─── Exercise materials ───
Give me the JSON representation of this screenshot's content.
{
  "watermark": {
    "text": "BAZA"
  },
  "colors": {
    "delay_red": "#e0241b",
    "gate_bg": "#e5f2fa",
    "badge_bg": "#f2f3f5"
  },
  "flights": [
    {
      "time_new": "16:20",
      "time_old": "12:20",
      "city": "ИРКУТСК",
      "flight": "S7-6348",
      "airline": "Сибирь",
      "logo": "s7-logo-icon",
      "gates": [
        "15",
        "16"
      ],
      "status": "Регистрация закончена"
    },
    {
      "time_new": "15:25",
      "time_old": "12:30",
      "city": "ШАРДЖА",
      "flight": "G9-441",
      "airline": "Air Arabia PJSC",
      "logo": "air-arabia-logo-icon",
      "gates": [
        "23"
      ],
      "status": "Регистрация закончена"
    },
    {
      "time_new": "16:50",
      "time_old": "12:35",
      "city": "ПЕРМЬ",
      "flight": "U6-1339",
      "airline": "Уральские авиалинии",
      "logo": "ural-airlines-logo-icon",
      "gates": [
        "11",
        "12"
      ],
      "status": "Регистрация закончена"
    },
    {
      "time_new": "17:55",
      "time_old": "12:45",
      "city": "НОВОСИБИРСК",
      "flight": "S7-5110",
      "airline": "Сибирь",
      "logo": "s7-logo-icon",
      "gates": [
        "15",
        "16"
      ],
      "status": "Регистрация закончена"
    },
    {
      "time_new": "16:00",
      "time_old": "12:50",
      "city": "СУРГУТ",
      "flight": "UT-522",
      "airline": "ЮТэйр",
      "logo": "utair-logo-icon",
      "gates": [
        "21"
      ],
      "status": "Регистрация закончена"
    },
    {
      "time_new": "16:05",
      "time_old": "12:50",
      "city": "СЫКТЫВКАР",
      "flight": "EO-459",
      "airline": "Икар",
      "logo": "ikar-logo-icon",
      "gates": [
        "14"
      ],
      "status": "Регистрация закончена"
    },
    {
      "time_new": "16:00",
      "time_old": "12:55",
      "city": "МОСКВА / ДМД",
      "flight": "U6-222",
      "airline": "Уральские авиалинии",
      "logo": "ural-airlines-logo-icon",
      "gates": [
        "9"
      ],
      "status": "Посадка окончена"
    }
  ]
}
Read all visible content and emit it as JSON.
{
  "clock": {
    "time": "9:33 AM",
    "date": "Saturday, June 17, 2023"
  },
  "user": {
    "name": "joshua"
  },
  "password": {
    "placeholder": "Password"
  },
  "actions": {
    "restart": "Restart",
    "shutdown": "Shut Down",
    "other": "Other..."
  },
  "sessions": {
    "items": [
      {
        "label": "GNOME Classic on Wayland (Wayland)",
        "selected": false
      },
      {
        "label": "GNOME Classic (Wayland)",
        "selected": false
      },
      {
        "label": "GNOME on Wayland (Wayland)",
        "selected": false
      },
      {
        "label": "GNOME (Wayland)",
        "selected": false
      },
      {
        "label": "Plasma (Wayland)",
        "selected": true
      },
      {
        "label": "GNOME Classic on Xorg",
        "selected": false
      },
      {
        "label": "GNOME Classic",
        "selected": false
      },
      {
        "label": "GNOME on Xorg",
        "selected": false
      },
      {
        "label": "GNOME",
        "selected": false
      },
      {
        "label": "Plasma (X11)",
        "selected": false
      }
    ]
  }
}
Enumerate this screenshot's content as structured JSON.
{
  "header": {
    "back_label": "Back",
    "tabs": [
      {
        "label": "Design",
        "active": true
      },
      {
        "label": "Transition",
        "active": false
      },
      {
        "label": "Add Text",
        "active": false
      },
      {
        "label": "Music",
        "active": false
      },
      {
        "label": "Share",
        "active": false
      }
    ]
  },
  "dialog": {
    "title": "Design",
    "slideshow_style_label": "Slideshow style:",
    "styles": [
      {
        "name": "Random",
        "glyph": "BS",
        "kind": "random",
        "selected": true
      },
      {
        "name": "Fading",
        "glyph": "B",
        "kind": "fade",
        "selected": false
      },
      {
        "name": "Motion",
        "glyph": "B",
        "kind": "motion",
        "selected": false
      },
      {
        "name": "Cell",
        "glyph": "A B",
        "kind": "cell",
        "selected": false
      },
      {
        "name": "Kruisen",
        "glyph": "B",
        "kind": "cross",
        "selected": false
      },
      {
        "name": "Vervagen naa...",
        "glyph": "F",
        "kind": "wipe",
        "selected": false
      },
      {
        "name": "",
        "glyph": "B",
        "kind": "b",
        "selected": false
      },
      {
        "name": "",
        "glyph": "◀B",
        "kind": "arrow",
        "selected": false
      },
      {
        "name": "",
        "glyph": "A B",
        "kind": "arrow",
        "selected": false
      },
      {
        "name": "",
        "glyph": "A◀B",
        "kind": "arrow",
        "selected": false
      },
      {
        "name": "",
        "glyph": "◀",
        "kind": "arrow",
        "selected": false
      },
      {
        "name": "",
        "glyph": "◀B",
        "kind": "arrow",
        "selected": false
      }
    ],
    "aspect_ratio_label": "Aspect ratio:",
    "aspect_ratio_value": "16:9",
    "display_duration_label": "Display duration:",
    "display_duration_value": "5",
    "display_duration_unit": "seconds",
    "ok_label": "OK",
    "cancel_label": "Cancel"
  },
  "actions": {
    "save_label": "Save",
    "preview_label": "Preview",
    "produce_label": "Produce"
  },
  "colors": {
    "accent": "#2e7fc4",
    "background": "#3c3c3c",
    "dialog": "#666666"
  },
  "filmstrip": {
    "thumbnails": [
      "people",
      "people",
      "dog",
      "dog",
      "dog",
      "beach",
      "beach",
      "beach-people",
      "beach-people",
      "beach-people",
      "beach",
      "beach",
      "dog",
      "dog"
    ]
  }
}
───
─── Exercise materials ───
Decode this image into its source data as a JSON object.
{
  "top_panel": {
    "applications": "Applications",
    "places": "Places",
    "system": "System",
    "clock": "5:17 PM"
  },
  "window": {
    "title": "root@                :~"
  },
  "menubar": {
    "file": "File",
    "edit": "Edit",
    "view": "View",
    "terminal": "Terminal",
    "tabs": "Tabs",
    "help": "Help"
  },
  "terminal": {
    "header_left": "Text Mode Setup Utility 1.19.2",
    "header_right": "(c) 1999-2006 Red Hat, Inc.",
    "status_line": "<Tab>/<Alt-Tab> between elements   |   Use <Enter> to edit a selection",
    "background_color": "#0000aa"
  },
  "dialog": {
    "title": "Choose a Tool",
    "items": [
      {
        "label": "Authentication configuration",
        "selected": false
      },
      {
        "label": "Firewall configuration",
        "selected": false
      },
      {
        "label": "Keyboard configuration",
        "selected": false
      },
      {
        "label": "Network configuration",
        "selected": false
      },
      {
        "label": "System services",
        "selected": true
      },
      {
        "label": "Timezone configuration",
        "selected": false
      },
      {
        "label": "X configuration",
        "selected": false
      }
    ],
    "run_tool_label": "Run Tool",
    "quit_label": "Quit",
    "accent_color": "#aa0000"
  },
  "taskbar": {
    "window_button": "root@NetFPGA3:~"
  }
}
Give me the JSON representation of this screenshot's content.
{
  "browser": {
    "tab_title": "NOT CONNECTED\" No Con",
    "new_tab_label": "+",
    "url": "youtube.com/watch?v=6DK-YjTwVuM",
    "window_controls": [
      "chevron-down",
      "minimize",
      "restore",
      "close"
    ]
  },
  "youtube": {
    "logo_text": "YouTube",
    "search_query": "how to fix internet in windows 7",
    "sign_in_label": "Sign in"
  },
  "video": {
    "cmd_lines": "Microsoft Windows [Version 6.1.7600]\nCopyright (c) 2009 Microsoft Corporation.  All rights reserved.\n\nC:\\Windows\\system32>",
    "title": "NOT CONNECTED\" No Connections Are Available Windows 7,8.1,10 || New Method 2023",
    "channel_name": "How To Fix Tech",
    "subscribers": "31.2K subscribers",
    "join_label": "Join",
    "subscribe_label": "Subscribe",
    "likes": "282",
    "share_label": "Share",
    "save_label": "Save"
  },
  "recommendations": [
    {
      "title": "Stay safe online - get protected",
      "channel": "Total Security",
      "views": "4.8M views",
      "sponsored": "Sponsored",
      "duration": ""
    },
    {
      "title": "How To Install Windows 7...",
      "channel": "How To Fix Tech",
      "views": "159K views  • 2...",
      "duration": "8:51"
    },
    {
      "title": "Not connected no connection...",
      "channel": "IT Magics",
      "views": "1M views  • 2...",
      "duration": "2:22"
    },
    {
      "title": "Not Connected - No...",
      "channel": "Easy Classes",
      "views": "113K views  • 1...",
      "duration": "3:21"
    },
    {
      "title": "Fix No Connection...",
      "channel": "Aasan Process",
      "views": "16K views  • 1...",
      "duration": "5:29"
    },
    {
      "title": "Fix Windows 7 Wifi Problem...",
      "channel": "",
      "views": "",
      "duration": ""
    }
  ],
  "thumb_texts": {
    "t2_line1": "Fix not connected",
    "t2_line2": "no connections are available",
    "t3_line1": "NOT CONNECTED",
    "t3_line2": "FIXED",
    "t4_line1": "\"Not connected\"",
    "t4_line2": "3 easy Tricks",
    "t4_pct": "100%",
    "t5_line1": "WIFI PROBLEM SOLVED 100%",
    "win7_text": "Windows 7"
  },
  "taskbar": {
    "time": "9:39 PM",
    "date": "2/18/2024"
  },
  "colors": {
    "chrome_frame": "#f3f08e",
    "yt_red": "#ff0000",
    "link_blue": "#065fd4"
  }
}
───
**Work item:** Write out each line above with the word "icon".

**Answer space:**
      "logo": "s7-logo-icon",
      "logo": "air-arabia-logo-icon",
      "logo": "ural-airlines-logo-icon",
      "logo": "s7-logo-icon",
      "logo": "utair-logo-icon",
      "logo": "ikar-logo-icon",
      "logo": "ural-airlines-logo-icon",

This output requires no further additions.